CP4 Injection Pump Failures
There are few redeeming factors regarding the design of the Bosch CP4 injection pump. For an in-depth, detailed review of the CP4 pump's shortcomings and causes of failures, see: CP4 injection pump failure causes. It is widely believed that domestic diesel fuels perform below the minimum performance standards required to properly lubricate the CP4 injection pump, resulting in premature wear and often catastrophic destruction.

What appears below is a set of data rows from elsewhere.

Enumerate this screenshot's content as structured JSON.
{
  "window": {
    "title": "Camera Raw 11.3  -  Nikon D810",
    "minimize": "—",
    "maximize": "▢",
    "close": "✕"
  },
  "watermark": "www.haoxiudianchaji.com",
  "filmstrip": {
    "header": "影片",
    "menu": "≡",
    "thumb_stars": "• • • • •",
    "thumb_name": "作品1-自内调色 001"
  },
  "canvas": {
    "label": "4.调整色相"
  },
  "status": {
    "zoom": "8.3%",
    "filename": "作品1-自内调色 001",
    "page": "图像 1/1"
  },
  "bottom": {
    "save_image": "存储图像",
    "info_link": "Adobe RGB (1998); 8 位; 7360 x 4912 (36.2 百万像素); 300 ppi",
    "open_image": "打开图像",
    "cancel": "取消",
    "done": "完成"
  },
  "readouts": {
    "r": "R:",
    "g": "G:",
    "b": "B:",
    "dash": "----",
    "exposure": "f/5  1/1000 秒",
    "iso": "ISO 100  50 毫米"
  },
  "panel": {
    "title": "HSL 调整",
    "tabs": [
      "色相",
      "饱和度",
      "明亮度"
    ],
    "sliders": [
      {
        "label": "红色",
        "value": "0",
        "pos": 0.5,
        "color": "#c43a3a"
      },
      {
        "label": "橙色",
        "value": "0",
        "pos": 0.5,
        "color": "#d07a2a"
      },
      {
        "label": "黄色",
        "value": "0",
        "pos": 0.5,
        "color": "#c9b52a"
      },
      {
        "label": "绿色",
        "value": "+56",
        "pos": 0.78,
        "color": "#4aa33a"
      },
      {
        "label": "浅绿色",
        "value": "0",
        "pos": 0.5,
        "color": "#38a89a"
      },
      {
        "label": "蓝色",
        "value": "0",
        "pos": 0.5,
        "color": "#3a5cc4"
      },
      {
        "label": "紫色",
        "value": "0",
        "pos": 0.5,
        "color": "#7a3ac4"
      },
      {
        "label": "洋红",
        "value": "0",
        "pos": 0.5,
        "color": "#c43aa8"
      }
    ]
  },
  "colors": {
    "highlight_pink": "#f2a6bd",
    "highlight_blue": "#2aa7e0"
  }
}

A typical CP4 pump failure results in metal filings and fine metallic particles being distributed through the fuel system, ultimately clogging fuel injectors and lines. Such a failure requires an entirely new fuel system; fuel pump, injection pump, eight fuel injectors, and every line where fuel flows, in addition to removing and cleaning the fuel tank itself. CP4 pump failures are prevented by adding a supplemental fuel additive to every tank of fuel.
Excessive Fuel Dilution ("Making Oil")
Fuel dilution in the 6.7L Power Stroke is caused by the active regeneration component of the diesel particulate filter system. During active regeneration, fuel is injected into the exhaust stroke and is channeled through the exhaust system and into the DOC where an exothermic reaction occurs, raising the temperature of exhaust gases flowing through the DPF in order to burn off combustion material captured in the filter.
The fundamental problem with the post-injection method of introducing fuel into the exhaust stream is that raw fuel is bring transfered through the combustion chamber, where it has the propensity to stick to the cylinder walls. The motion of the piston then allows diesel fuel to pass behind the cylinder rings and enter the crankcase, contaminating the lube oil supply. Fuel dilution is worse and widely more common in vehicles that are driven in stop-and-go conditions or that idle frequently. Keeping the vehicle moving at highway speeds with minimal stops is the most effective means of reducing fuel dilution in 6.7L Power Stroke equipped vehicles.
SST Turbocharger Failures
Turbocharger failures have been common on 2011 and 2012 model year 6.7L Power Stroke equipped pickups. The weak link in the Honeywell DualBoost turbo during early production years seems to be the ceramic ball bearings. Reliability concerns with the turbocharger were eradicated with the introduction of steel ball bearings. A turbo failure on these model years is hard to miss, as an obnoxiously loud screeching sound is exhibited in addition to smoke being emitted out of the tailpipe due to burning engine oil. As the turbocharger design is relatively advanced, it's also quite expensive to replace.
NOx Sensor Failures
NOx sensor failures were extremely common on 2011 model year engines. Under certain conditions, engine power is reduced as a result of a faulty NOx sensor. Frequent sensor failures on a large scale prompted Ford to initiate Custom Satisfaction Program 12B33, in which technicians checked and replaced faulty sensors in addition to uploading an upgraded emission control strategy for the SCR system. The Customer Satisfaction Program expired April 30th, 2013.
Glow Plug Failures/Dropping
There have been multiple reports that the glow plug tip on early production 6.7L Power Strokes may break off into the engine, causing a catastrophic failure. These incidents were not widespread and there have not been enough cases to prompt a recall or any considerable concern in later production engines. The problem seems to be isolated to certain chassis cab models. Had Ford detected a problem with the glow plugs, a recall or service bulletin would have been likely in order to reduce the onset of expensive warranty claims.
EGT Sensor on "Ambulance Package" Chassis Cab Trucks
At least one faulty EGT sensor was identified on 2011 and 2012 model year F-350/F-450/F-550 trucks equipped with the "Ambulance Package". The emissions aftertreatment system on the 6.7L Power Stroke diesel features several EGT sensors. When one of these sensors fails, a vehicle may shut down while driving and/or fail to restart. Considerable controversy resulted as emergency vehicles were left stranded, prompting Ford recall 13S10 to replace the faulty sensor(s). Similar instances have been reported in pickup models, although these incidents appear much more isolated and have not contributed to widespread concern.